Over the years our project teams have matured in the way they handle the implementation of an Internationalization project, however things were not always so smooth. There were times when the project was tested and delivered to the client, but it refused to work on the client’s machines. The offshore team just couldn’t figure out the reason for this to happen. A lot of fire fighting effort was then required to get things back on track and take corrective actions. Most of the problems were due to wrong planning, lack of technical understanding and incorrect assumptions. Things are pretty much streamlined now with an i18n Center of Excellence (CoE), i18n frameworks, analysis tools, POC’s and best practices in place. Here I am going to recollect my earliest Internationalization experience and what we learnt from it.

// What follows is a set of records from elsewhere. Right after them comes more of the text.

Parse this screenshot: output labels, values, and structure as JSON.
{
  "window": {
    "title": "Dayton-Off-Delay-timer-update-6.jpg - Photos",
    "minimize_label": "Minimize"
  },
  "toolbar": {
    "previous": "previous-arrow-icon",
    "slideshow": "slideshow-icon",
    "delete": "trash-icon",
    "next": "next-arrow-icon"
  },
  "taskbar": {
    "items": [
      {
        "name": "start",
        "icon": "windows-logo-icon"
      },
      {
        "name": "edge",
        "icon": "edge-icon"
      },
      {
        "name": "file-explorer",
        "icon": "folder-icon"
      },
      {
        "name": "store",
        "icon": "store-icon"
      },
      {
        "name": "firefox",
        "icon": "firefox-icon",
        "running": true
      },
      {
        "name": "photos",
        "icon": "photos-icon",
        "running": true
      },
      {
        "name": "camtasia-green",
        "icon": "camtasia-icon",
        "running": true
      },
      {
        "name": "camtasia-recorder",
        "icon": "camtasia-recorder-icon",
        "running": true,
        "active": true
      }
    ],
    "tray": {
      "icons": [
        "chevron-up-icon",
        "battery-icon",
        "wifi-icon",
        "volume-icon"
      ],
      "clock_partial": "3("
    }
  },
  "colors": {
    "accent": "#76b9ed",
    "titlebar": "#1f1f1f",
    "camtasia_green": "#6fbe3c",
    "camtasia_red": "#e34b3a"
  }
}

Imagine yourself going to Japan to open a restaurant. Your market research says that your burgers are going to sell like hot cakes there, so you have planned a major investment there and drawn up plans for expansions. You land at the Narita airport and are absolutely clueless on how to get out of there. You look around and find that all directions and signs in Japanese. You try to ask for directions but all you get is blank stares because no one understands English. Somehow you manage to find your way out and get busy with your work. After a lot of hard work, you finally open your restaurant but you don’t find many people walking in. Your business goes dry and it’s difficult to survive with so much local competition around. What is really going wrong? Didn’t your market research say that you are bound to succeed?
As a product company your team has come up with a brilliant concept which has tremendous marketing potential in your country. Your marketing survey shows that the concept will soon catch up with other countries across the globe and you can capture the overseas market too. The only catch is that the product will be required to be globalized before it is launched in the international markets. A global launch is still 5-6 months away, so what product strategy will you adopt? Develop the product in English and later when you have access to the global markets, think of internationalizing it or start developing an internationalized version of the product right from conceptualization stage so that you are ready to penetrate the global markets when the time comes? This is a question most product managers will face while developing a product.

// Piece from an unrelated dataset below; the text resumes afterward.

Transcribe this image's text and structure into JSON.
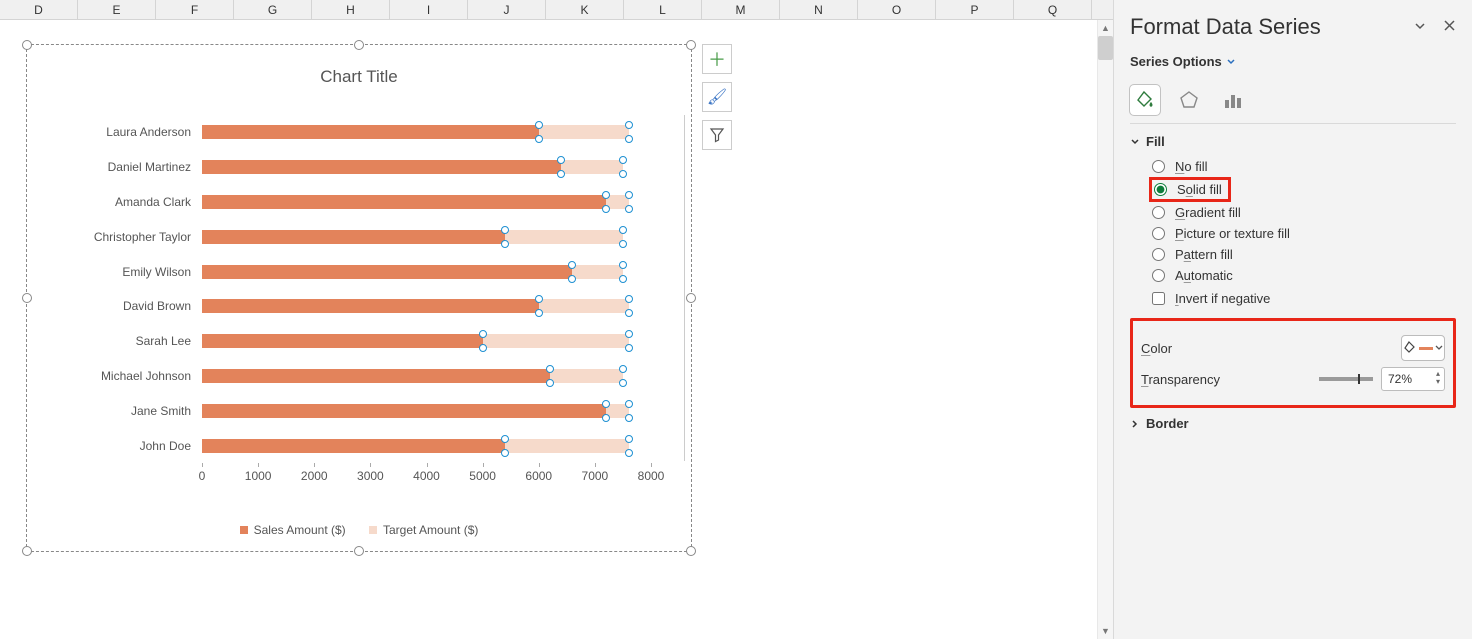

Effort estimation is the first step to undertaking any software project and a Globalization project is no different. Effort estimation for a product or application which needs to be Globalized follows more or less the same estimation principles as regular maintenance projects, yet there are no defined methods specifically for estimating the amount of I18N or L10N changes required. While working on the proposal for a Globalization project for one of our clients we were faced with the dilemma of adopting standard methodologies like SMC based estimation, FP based estimation etc or trying to create a hybrid and come up with our own estimation model which follows the same estimation principles but is more tailored for globalization projects. Finally we came up with a raw estimation model which was fine tuned over time and gave us estimates which were statistically inline with the results from other maintenance projects.